START Source data

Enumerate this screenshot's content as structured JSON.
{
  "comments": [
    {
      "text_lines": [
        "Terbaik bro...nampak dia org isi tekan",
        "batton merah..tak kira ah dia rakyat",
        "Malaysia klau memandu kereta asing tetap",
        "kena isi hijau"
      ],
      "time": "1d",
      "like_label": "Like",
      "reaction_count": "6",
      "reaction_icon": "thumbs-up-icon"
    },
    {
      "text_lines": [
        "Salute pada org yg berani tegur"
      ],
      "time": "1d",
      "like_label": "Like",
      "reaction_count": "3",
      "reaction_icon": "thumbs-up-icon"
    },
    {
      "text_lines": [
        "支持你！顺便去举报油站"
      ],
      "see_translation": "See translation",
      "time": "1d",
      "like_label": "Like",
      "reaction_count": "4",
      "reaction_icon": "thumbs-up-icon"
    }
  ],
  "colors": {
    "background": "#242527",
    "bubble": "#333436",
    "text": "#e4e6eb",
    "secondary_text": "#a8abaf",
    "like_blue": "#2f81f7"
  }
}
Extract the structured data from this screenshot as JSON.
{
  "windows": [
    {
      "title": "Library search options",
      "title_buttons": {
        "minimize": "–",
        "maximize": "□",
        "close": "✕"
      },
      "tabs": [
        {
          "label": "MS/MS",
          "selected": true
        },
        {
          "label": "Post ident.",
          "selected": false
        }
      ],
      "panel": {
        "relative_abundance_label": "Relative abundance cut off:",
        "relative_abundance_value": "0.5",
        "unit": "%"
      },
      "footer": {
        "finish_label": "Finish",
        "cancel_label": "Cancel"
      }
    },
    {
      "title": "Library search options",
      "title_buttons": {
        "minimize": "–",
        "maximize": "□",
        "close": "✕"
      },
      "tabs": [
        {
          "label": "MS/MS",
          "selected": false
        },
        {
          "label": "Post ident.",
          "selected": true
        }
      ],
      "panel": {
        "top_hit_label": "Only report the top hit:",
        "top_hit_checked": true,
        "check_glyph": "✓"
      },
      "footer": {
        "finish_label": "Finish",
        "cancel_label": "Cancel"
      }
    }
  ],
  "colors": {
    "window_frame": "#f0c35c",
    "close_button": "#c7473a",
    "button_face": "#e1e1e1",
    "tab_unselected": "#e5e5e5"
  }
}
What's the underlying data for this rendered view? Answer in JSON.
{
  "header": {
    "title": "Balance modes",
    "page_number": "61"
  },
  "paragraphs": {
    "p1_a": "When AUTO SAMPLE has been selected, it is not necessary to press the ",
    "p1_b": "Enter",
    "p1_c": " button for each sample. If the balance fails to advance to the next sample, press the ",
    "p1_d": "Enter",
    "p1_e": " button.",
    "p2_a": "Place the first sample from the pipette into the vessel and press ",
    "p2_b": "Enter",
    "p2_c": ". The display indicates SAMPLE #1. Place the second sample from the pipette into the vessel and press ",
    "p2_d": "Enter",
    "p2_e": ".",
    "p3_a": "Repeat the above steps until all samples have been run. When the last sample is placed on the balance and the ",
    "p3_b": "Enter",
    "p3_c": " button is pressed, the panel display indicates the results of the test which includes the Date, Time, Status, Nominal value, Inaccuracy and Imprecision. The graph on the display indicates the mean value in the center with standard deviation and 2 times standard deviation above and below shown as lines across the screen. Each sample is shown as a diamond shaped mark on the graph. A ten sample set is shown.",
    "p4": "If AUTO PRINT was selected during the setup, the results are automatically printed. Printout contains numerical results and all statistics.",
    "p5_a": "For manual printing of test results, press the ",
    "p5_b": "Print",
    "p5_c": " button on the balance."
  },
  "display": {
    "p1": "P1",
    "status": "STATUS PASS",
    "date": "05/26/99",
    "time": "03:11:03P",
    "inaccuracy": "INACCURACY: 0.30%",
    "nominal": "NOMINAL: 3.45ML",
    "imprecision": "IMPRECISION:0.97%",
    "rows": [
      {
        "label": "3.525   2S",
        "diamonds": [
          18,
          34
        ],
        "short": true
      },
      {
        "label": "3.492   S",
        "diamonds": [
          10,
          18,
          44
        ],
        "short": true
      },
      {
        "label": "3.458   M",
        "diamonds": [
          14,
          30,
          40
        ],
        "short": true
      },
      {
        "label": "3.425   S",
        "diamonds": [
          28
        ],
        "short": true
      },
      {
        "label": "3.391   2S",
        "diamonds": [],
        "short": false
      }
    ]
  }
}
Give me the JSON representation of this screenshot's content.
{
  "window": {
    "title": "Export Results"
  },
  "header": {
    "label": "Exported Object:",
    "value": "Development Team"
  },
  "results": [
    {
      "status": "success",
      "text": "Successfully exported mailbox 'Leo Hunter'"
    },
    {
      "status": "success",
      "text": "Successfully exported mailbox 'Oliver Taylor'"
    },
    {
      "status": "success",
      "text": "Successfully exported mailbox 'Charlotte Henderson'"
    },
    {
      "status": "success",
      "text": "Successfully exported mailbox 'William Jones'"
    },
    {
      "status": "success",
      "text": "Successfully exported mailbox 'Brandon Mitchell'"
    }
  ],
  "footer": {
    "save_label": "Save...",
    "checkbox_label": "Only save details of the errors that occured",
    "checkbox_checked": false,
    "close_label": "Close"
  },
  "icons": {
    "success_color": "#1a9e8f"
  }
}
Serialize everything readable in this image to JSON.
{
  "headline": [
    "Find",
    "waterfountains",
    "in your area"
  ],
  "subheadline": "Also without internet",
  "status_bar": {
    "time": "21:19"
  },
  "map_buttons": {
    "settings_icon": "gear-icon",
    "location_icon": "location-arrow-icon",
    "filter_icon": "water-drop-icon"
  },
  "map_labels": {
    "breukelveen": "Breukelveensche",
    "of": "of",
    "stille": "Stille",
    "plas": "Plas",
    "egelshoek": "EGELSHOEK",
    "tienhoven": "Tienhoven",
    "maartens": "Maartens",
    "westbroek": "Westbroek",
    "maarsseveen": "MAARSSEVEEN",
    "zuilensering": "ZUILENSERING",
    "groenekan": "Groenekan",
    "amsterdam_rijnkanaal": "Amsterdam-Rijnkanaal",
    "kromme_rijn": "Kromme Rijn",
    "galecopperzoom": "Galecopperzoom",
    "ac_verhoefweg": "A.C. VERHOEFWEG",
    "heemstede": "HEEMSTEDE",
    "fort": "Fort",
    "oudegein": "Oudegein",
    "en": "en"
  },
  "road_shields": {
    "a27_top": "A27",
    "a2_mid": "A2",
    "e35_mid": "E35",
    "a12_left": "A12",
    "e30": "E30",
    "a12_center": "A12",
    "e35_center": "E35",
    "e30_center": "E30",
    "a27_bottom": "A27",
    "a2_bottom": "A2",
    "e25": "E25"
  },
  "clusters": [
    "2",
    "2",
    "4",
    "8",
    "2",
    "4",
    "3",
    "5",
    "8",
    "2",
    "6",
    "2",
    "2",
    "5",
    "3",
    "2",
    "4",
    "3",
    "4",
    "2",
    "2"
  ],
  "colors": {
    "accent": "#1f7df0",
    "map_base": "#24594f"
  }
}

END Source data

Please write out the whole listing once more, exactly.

Task output:
Enumerate this screenshot's content as structured JSON.
{
  "comments": [
    {
      "text_lines": [
        "Terbaik bro...nampak dia org isi tekan",
        "batton merah..tak kira ah dia rakyat",
        "Malaysia klau memandu kereta asing tetap",
        "kena isi hijau"
      ],
      "time": "1d",
      "like_label": "Like",
      "reaction_count": "6",
      "reaction_icon": "thumbs-up-icon"
    },
    {
      "text_lines": [
        "Salute pada org yg berani tegur"
      ],
      "time": "1d",
      "like_label": "Like",
      "reaction_count": "3",
      "reaction_icon": "thumbs-up-icon"
    },
    {
      "text_lines": [
        "支持你！顺便去举报油站"
      ],
      "see_translation": "See translation",
      "time": "1d",
      "like_label": "Like",
      "reaction_count": "4",
      "reaction_icon": "thumbs-up-icon"
    }
  ],
  "colors": {
    "background": "#242527",
    "bubble": "#333436",
    "text": "#e4e6eb",
    "secondary_text": "#a8abaf",
    "like_blue": "#2f81f7"
  }
}
Extract the structured data from this screenshot as JSON.
{
  "windows": [
    {
      "title": "Library search options",
      "title_buttons": {
        "minimize": "–",
        "maximize": "□",
        "close": "✕"
      },
      "tabs": [
        {
          "label": "MS/MS",
          "selected": true
        },
        {
          "label": "Post ident.",
          "selected": false
        }
      ],
      "panel": {
        "relative_abundance_label": "Relative abundance cut off:",
        "relative_abundance_value": "0.5",
        "unit": "%"
      },
      "footer": {
        "finish_label": "Finish",
        "cancel_label": "Cancel"
      }
    },
    {
      "title": "Library search options",
      "title_buttons": {
        "minimize": "–",
        "maximize": "□",
        "close": "✕"
      },
      "tabs": [
        {
          "label": "MS/MS",
          "selected": false
        },
        {
          "label": "Post ident.",
          "selected": true
        }
      ],
      "panel": {
        "top_hit_label": "Only report the top hit:",
        "top_hit_checked": true,
        "check_glyph": "✓"
      },
      "footer": {
        "finish_label": "Finish",
        "cancel_label": "Cancel"
      }
    }
  ],
  "colors": {
    "window_frame": "#f0c35c",
    "close_button": "#c7473a",
    "button_face": "#e1e1e1",
    "tab_unselected": "#e5e5e5"
  }
}
What's the underlying data for this rendered view? Answer in JSON.
{
  "header": {
    "title": "Balance modes",
    "page_number": "61"
  },
  "paragraphs": {
    "p1_a": "When AUTO SAMPLE has been selected, it is not necessary to press the ",
    "p1_b": "Enter",
    "p1_c": " button for each sample. If the balance fails to advance to the next sample, press the ",
    "p1_d": "Enter",
    "p1_e": " button.",
    "p2_a": "Place the first sample from the pipette into the vessel and press ",
    "p2_b": "Enter",
    "p2_c": ". The display indicates SAMPLE #1. Place the second sample from the pipette into the vessel and press ",
    "p2_d": "Enter",
    "p2_e": ".",
    "p3_a": "Repeat the above steps until all samples have been run. When the last sample is placed on the balance and the ",
    "p3_b": "Enter",
    "p3_c": " button is pressed, the panel display indicates the results of the test which includes the Date, Time, Status, Nominal value, Inaccuracy and Imprecision. The graph on the display indicates the mean value in the center with standard deviation and 2 times standard deviation above and below shown as lines across the screen. Each sample is shown as a diamond shaped mark on the graph. A ten sample set is shown.",
    "p4": "If AUTO PRINT was selected during the setup, the results are automatically printed. Printout contains numerical results and all statistics.",
    "p5_a": "For manual printing of test results, press the ",
    "p5_b": "Print",
    "p5_c": " button on the balance."
  },
  "display": {
    "p1": "P1",
    "status": "STATUS PASS",
    "date": "05/26/99",
    "time": "03:11:03P",
    "inaccuracy": "INACCURACY: 0.30%",
    "nominal": "NOMINAL: 3.45ML",
    "imprecision": "IMPRECISION:0.97%",
    "rows": [
      {
        "label": "3.525   2S",
        "diamonds": [
          18,
          34
        ],
        "short": true
      },
      {
        "label": "3.492   S",
        "diamonds": [
          10,
          18,
          44
        ],
        "short": true
      },
      {
        "label": "3.458   M",
        "diamonds": [
          14,
          30,
          40
        ],
        "short": true
      },
      {
        "label": "3.425   S",
        "diamonds": [
          28
        ],
        "short": true
      },
      {
        "label": "3.391   2S",
        "diamonds": [],
        "short": false
      }
    ]
  }
}
Give me the JSON representation of this screenshot's content.
{
  "window": {
    "title": "Export Results"
  },
  "header": {
    "label": "Exported Object:",
    "value": "Development Team"
  },
  "results": [
    {
      "status": "success",
      "text": "Successfully exported mailbox 'Leo Hunter'"
    },
    {
      "status": "success",
      "text": "Successfully exported mailbox 'Oliver Taylor'"
    },
    {
      "status": "success",
      "text": "Successfully exported mailbox 'Charlotte Henderson'"
    },
    {
      "status": "success",
      "text": "Successfully exported mailbox 'William Jones'"
    },
    {
      "status": "success",
      "text": "Successfully exported mailbox 'Brandon Mitchell'"
    }
  ],
  "footer": {
    "save_label": "Save...",
    "checkbox_label": "Only save details of the errors that occured",
    "checkbox_checked": false,
    "close_label": "Close"
  },
  "icons": {
    "success_color": "#1a9e8f"
  }
}
Serialize everything readable in this image to JSON.
{
  "headline": [
    "Find",
    "waterfountains",
    "in your area"
  ],
  "subheadline": "Also without internet",
  "status_bar": {
    "time": "21:19"
  },
  "map_buttons": {
    "settings_icon": "gear-icon",
    "location_icon": "location-arrow-icon",
    "filter_icon": "water-drop-icon"
  },
  "map_labels": {
    "breukelveen": "Breukelveensche",
    "of": "of",
    "stille": "Stille",
    "plas": "Plas",
    "egelshoek": "EGELSHOEK",
    "tienhoven": "Tienhoven",
    "maartens": "Maartens",
    "westbroek": "Westbroek",
    "maarsseveen": "MAARSSEVEEN",
    "zuilensering": "ZUILENSERING",
    "groenekan": "Groenekan",
    "amsterdam_rijnkanaal": "Amsterdam-Rijnkanaal",
    "kromme_rijn": "Kromme Rijn",
    "galecopperzoom": "Galecopperzoom",
    "ac_verhoefweg": "A.C. VERHOEFWEG",
    "heemstede": "HEEMSTEDE",
    "fort": "Fort",
    "oudegein": "Oudegein",
    "en": "en"
  },
  "road_shields": {
    "a27_top": "A27",
    "a2_mid": "A2",
    "e35_mid": "E35",
    "a12_left": "A12",
    "e30": "E30",
    "a12_center": "A12",
    "e35_center": "E35",
    "e30_center": "E30",
    "a27_bottom": "A27",
    "a2_bottom": "A2",
    "e25": "E25"
  },
  "clusters": [
    "2",
    "2",
    "4",
    "8",
    "2",
    "4",
    "3",
    "5",
    "8",
    "2",
    "6",
    "2",
    "2",
    "5",
    "3",
    "2",
    "4",
    "3",
    "4",
    "2",
    "2"
  ],
  "colors": {
    "accent": "#1f7df0",
    "map_base": "#24594f"
  }
}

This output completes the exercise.